## YOUR ASSIGNMENT
Filter this material down to the lines that hold "icon", copying each one.

## DATA PROVIDED
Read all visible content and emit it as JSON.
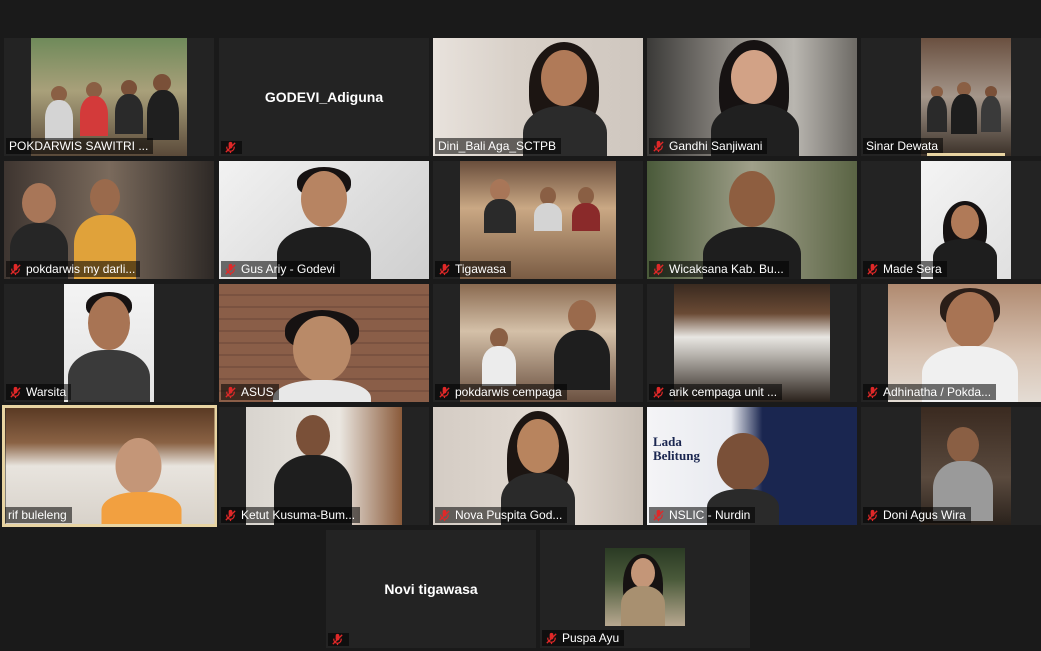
{
  "participants": [
    {
      "name": "POKDARWIS SAWITRI ...",
      "muted": false,
      "kind": "group"
    },
    {
      "name": "GODEVI_Adiguna",
      "muted": true,
      "kind": "nametile",
      "display": "GODEVI_Adiguna"
    },
    {
      "name": "Dini_Bali Aga_SCTPB",
      "muted": false,
      "kind": "woman"
    },
    {
      "name": "Gandhi Sanjiwani",
      "muted": true,
      "kind": "woman"
    },
    {
      "name": "Sinar Dewata",
      "muted": false,
      "kind": "group"
    },
    {
      "name": "pokdarwis my darli...",
      "muted": true,
      "kind": "group"
    },
    {
      "name": "Gus Ariy - Godevi",
      "muted": true,
      "kind": "man"
    },
    {
      "name": "Tigawasa",
      "muted": true,
      "kind": "group"
    },
    {
      "name": "Wicaksana Kab. Bu...",
      "muted": true,
      "kind": "man"
    },
    {
      "name": "Made Sera",
      "muted": true,
      "kind": "woman"
    },
    {
      "name": "Warsita",
      "muted": true,
      "kind": "man"
    },
    {
      "name": "ASUS",
      "muted": true,
      "kind": "man"
    },
    {
      "name": "pokdarwis cempaga",
      "muted": true,
      "kind": "group"
    },
    {
      "name": "arik cempaga unit ...",
      "muted": true,
      "kind": "scene"
    },
    {
      "name": "Adhinatha / Pokda...",
      "muted": true,
      "kind": "man"
    },
    {
      "name": "rif buleleng",
      "muted": false,
      "kind": "man"
    },
    {
      "name": "Ketut Kusuma-Bum...",
      "muted": true,
      "kind": "man"
    },
    {
      "name": "Nova Puspita God...",
      "muted": true,
      "kind": "woman"
    },
    {
      "name": "NSLIC - Nurdin",
      "muted": true,
      "kind": "banner",
      "banner_title": "Lada Belitung"
    },
    {
      "name": "Doni Agus Wira",
      "muted": true,
      "kind": "man"
    },
    {
      "name": "Novi tigawasa",
      "muted": true,
      "kind": "nametile",
      "display": "Novi tigawasa"
    },
    {
      "name": "Puspa Ayu",
      "muted": true,
      "kind": "woman"
    }
  ],
  "colors": {
    "background": "#1a1a1a",
    "tile": "#232323",
    "active_border": "#e8d4a2",
    "mute_red": "#e02828"
  }
}
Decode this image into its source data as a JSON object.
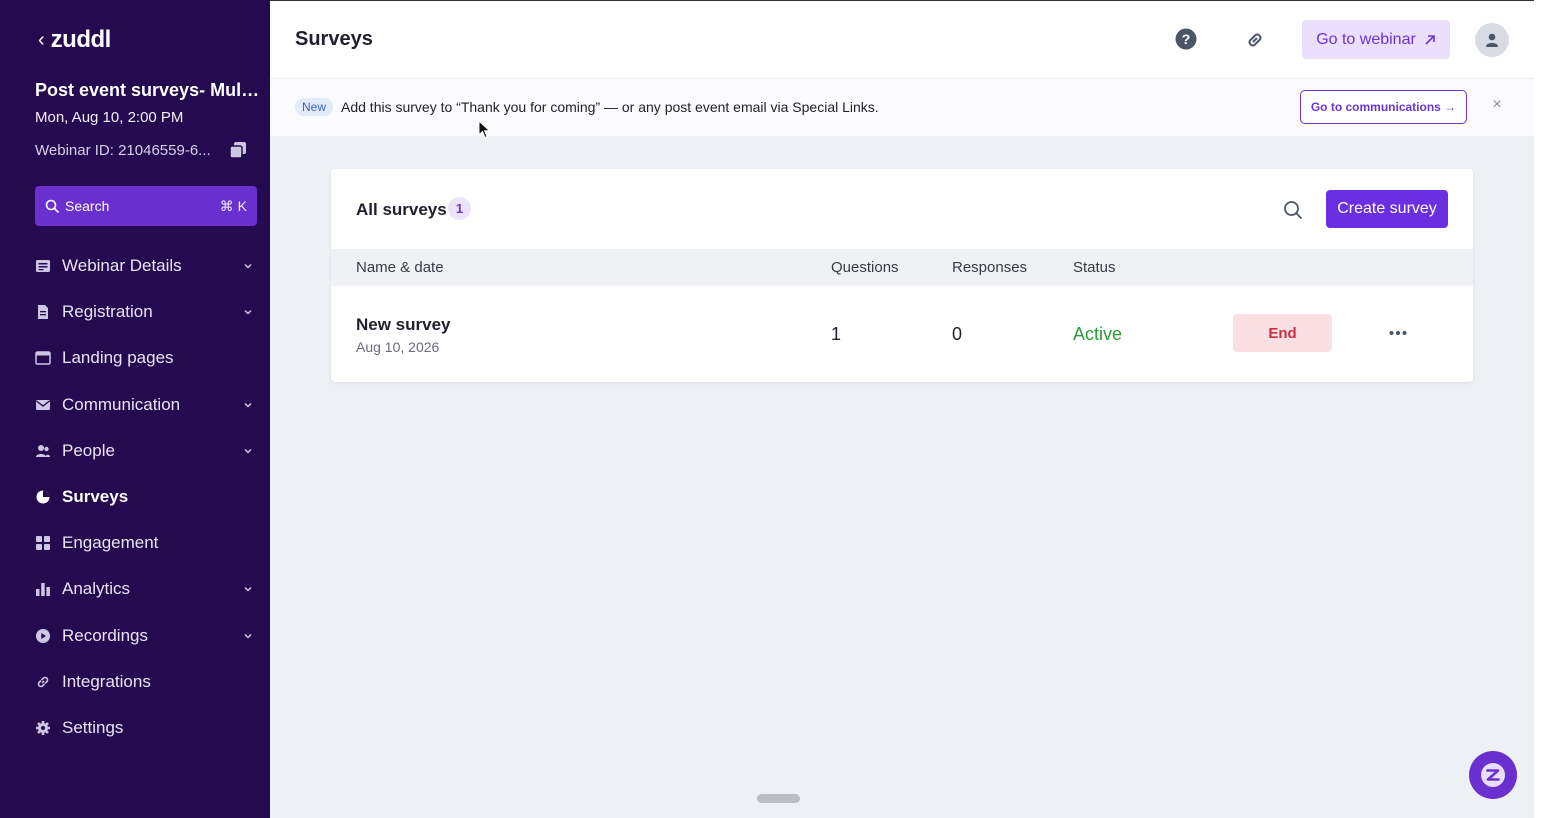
{
  "app": {
    "logo": "zuddl",
    "back_glyph": "‹"
  },
  "event": {
    "title": "Post event surveys- Multi...",
    "date": "Mon, Aug 10, 2:00 PM",
    "webinar_id": "Webinar ID: 21046559-6..."
  },
  "search": {
    "label": "Search",
    "shortcut": "⌘ K"
  },
  "nav": [
    {
      "label": "Webinar Details",
      "icon": "document-list-icon",
      "expandable": true,
      "active": false
    },
    {
      "label": "Registration",
      "icon": "file-text-icon",
      "expandable": true,
      "active": false
    },
    {
      "label": "Landing pages",
      "icon": "browser-window-icon",
      "expandable": false,
      "active": false
    },
    {
      "label": "Communication",
      "icon": "mail-icon",
      "expandable": true,
      "active": false
    },
    {
      "label": "People",
      "icon": "people-icon",
      "expandable": true,
      "active": false
    },
    {
      "label": "Surveys",
      "icon": "pie-chart-icon",
      "expandable": false,
      "active": true
    },
    {
      "label": "Engagement",
      "icon": "grid-icon",
      "expandable": false,
      "active": false
    },
    {
      "label": "Analytics",
      "icon": "bar-chart-icon",
      "expandable": true,
      "active": false
    },
    {
      "label": "Recordings",
      "icon": "play-circle-icon",
      "expandable": true,
      "active": false
    },
    {
      "label": "Integrations",
      "icon": "link-icon",
      "expandable": false,
      "active": false
    },
    {
      "label": "Settings",
      "icon": "gear-icon",
      "expandable": false,
      "active": false
    }
  ],
  "header": {
    "title": "Surveys",
    "go_to_webinar": "Go to webinar"
  },
  "banner": {
    "badge": "New",
    "text": "Add this survey to “Thank you for coming” — or any post event email via Special Links.",
    "cta": "Go to communications →",
    "close": "×"
  },
  "surveys": {
    "title": "All surveys",
    "count": "1",
    "create_label": "Create survey",
    "columns": {
      "name": "Name & date",
      "questions": "Questions",
      "responses": "Responses",
      "status": "Status"
    },
    "rows": [
      {
        "name": "New survey",
        "date": "Aug 10, 2026",
        "questions": "1",
        "responses": "0",
        "status": "Active",
        "action": "End"
      }
    ]
  },
  "colors": {
    "sidebar_bg": "#260a4f",
    "accent": "#6a2fe0",
    "status_active": "#2a9d3a",
    "end_text": "#c93042",
    "end_bg": "#fbe0e3",
    "main_bg": "#edf1f5"
  }
}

## RESULT
      "icon": "document-list-icon",
      "icon": "file-text-icon",
      "icon": "browser-window-icon",
      "icon": "mail-icon",
      "icon": "people-icon",
      "icon": "pie-chart-icon",
      "icon": "grid-icon",
      "icon": "bar-chart-icon",
      "icon": "play-circle-icon",
      "icon": "link-icon",
      "icon": "gear-icon",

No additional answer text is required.